abstract = "In a centrally planned economy, the government can raise investable resources through price and wage manipulation. By treating price and wage controls as an implicit labor income taxation, we assess the scale of resource transfers from households to the government in prereform China. The implicit tax revenue during the 1964 to 1978 period is estimated at 10.4{\%} of GDP. This implicit tax led to implied reductions of 31.1 and 37.8{\%}, respectively, in the price of agricultural goods and in the nonagricultural-sector nominal wage during the 15 years.

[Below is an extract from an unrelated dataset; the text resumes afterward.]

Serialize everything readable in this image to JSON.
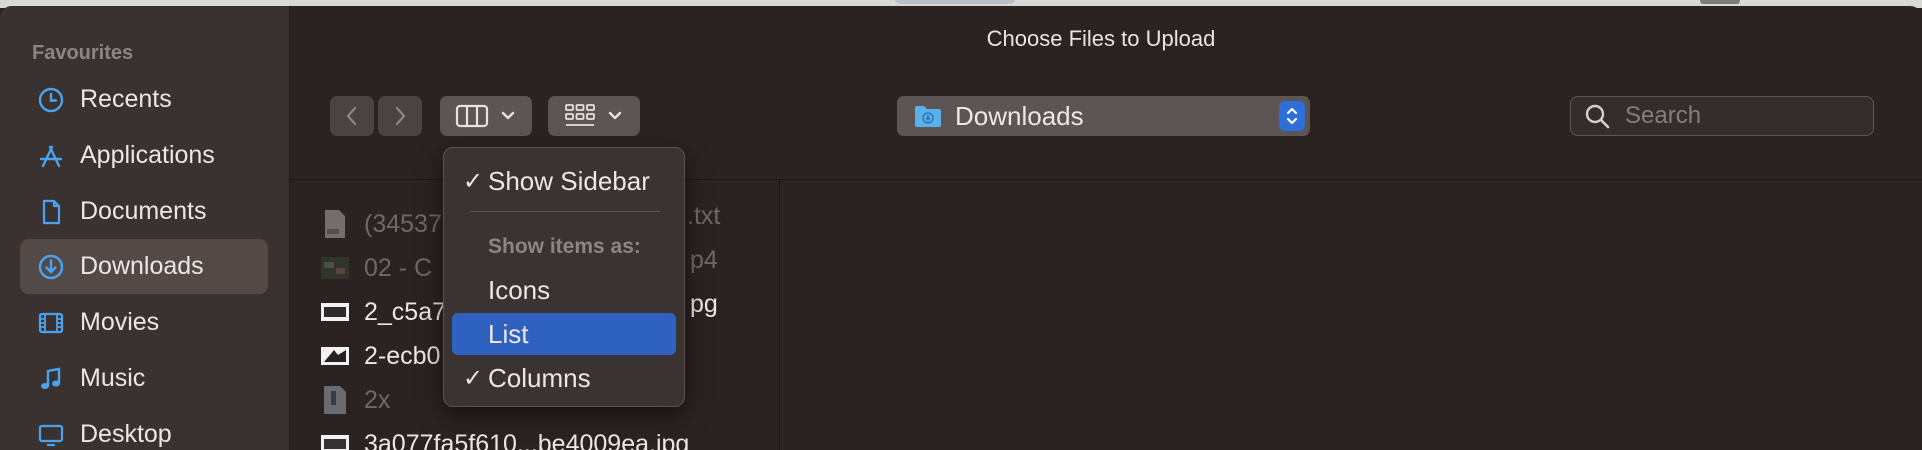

The equivalent average labor income tax rates were 16.7 and 24.1{\%} for agricultural and nonagricultural workers.J. Comp. Econom., September 2000, 28(3), pp. 524-544. Lingnan University, Tuen Mun, Hong Kong.",
keywords = "Price scissors, income tax, price and wage controls, sources of investable resources, terms of trade",
author = "Hiroyuki IMAI",
year = "2000",
month = "9",
day = "1",
doi = "10.1006/jcec.2000.1671",
language = "English",
volume = "28",
pages = "524--544",
journal = "Journal of Comparative Economics",
issn = "0147-5967",
publisher = "Academic Press Inc.",
number = "3",

}

The labor income tax equivalent of price scissors in Prereform China. / IMAI, Hiroyuki.

In: Journal of Comparative Economics, Vol. 28, No. 3, 01.09.2000, p. 524-544.

Research output: Journal PublicationsJournal Article (refereed)Researchpeer-review

TY - JOUR

T1 - The labor income tax equivalent of price scissors in Prereform China

AU - IMAI, Hiroyuki

PY - 2000/9/1

Y1 - 2000/9/1

N2 - In a centrally planned economy, the government can raise investable resources through price and wage manipulation. By treating price and wage controls as an implicit labor income taxation, we assess the scale of resource transfers from households to the government in prereform China. The implicit tax revenue during the 1964 to 1978 period is estimated at 10.4% of GDP. This implicit tax led to implied reductions of 31.1 and 37.8%, respectively, in the price of agricultural goods and in the nonagricultural-sector nominal wage during the 15 years. The equivalent average labor income tax rates were 16.7 and 24.1% for agricultural and nonagricultural workers.J. Comp. Econom., September 2000, 28(3), pp. 524-544. Lingnan University, Tuen Mun, Hong Kong.

AB - In a centrally planned economy, the government can raise investable resources through price and wage manipulation. By treating price and wage controls as an implicit labor income taxation, we assess the scale of resource transfers from households to the government in prereform China. The implicit tax revenue during the 1964 to 1978 period is estimated at 10.4% of GDP. This implicit tax led to implied reductions of 31.1 and 37.8%, respectively, in the price of agricultural goods and in the nonagricultural-sector nominal wage during the 15 years. The equivalent average labor income tax rates were 16.7 and 24.1% for agricultural and nonagricultural workers.J. Comp. Econom., September 2000, 28(3), pp. 524-544. Lingnan University, Tuen Mun, Hong Kong.

KW - Price scissors

KW - income tax

KW - price and wage controls

KW - sources of investable resources

KW - terms of trade

UR - http://commons.ln.edu.hk/sw_master/6892

U2 - 10.1006/jcec.2000.1671

DO - 10.1006/jcec.2000.1671

M3 - Journal Article (refereed)

VL - 28

SP - 524

EP - 544

JO - Journal of Comparative Economics

JF - Journal of Comparative Economics

SN - 0147-5967

IS - 3

ER -